“The World Cup’s boost to non-oil economic activity is in line with the National Vision 2030 development plan, which aims to diversify the economy away from its reliance on the oil and gas sector,” added the report.
In July, Qatar revealed that it will be adding over 100 new hotels and hotel apartments to its portfolio of properties as the Gulf nation prepares to host the biggest sporting tournament ever held in the region.
The properties are set to create an even more attractive environment for tourists travelling to Qatar and will appeal to a range of travellers.
Even as the tourism industry reels from the consequences of the ongoing Covid-19 pandemic, Qatar has taken every step to ensure the safety and health of tourists.
The country has also vowed to provide one million shots of the “best” vaccines in the world to international spectators flocking to Qatar, making it clear that those who attend the mega-event next year must be fully vaccinated.
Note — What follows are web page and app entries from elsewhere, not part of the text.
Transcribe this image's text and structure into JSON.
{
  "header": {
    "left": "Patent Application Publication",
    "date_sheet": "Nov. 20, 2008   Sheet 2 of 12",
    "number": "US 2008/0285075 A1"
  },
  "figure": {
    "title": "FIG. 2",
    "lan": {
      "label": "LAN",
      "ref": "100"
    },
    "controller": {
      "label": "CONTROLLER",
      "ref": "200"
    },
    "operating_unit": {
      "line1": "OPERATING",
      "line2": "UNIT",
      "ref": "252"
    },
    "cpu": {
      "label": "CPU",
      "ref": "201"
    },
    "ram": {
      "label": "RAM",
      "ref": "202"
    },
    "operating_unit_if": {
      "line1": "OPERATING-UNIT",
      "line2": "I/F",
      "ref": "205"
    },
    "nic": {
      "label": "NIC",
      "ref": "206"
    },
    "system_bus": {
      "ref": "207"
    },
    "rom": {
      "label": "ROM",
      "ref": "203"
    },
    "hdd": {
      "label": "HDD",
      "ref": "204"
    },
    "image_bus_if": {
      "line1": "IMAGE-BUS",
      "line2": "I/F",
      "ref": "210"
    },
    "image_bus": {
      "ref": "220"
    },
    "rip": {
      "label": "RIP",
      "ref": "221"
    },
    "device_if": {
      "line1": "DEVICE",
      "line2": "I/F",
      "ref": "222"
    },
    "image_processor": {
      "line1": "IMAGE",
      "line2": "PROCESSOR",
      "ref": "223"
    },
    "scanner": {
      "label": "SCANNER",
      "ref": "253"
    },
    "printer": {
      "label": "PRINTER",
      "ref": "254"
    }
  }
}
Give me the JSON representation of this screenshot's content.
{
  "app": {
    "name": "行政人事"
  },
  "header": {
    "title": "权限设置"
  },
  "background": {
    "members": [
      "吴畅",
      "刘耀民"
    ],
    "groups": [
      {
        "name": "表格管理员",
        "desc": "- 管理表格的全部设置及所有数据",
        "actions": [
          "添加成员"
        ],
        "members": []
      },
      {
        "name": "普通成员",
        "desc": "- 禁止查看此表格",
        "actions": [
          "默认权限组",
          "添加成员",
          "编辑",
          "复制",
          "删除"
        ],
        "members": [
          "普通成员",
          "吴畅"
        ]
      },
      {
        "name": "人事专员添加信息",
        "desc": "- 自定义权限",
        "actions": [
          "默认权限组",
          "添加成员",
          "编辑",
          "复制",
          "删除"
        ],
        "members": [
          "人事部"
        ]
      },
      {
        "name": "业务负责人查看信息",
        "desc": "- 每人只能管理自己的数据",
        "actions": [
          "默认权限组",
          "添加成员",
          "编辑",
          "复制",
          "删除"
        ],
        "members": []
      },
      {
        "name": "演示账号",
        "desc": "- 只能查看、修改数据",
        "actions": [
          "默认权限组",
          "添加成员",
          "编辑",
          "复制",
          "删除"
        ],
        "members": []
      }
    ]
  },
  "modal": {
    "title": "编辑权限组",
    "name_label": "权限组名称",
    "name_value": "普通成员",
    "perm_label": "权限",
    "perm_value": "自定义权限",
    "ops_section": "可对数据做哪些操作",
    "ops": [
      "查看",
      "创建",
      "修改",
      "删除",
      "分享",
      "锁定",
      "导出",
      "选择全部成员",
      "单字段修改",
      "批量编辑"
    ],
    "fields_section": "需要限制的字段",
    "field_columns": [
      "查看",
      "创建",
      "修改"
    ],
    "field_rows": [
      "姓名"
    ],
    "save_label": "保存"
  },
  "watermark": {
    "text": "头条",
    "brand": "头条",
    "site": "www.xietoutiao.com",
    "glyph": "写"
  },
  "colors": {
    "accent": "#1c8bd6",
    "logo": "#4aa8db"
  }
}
Qatar’s efforts have been noticed. Recently Doha secured third place on the ‘Trending Destination’ list on Tripadvisor Travellers’ Choice Awards 2021.
Doha’s Hamad International Airport has also been named the “World’s Best Airport” at this year’s Skytrax airport awards, knocking Singapore’s Changi Airport from its place at the top of the annual ranking of the world’s best airports.
With the 2022 World Cup gathering spectators around the world, Qatar’s economic gain due to the event is just as massive as the event itself.
“We anticipate the contribution to the economy essentially would be around about $20 billion,” said Secretary-General of the Supreme Committee for Delivery and Legacy (SCDL) Hassan Al Thawadi.
This sum is equivalent to almost 14% of Qatar’s 2020 GDP, though Al Thawadi added that more detailed projections won’t be known until after the event takes place at the end of 2022.
Analysts have forecasted that real GDP growth will strengthen in 2022, to 4.5% (from 2.9% in 2021), before easing to an annual average of 3.1% in 2023‑25.
“The SCDL optimistically expects about 1.5m fans to travel to Qatar during the course of the month-long event, and the tiny Gulf state aims to continue to attract tourists after the event. With international exposure and a massive television audience—with a combined 3.57bn viewers,” said the report.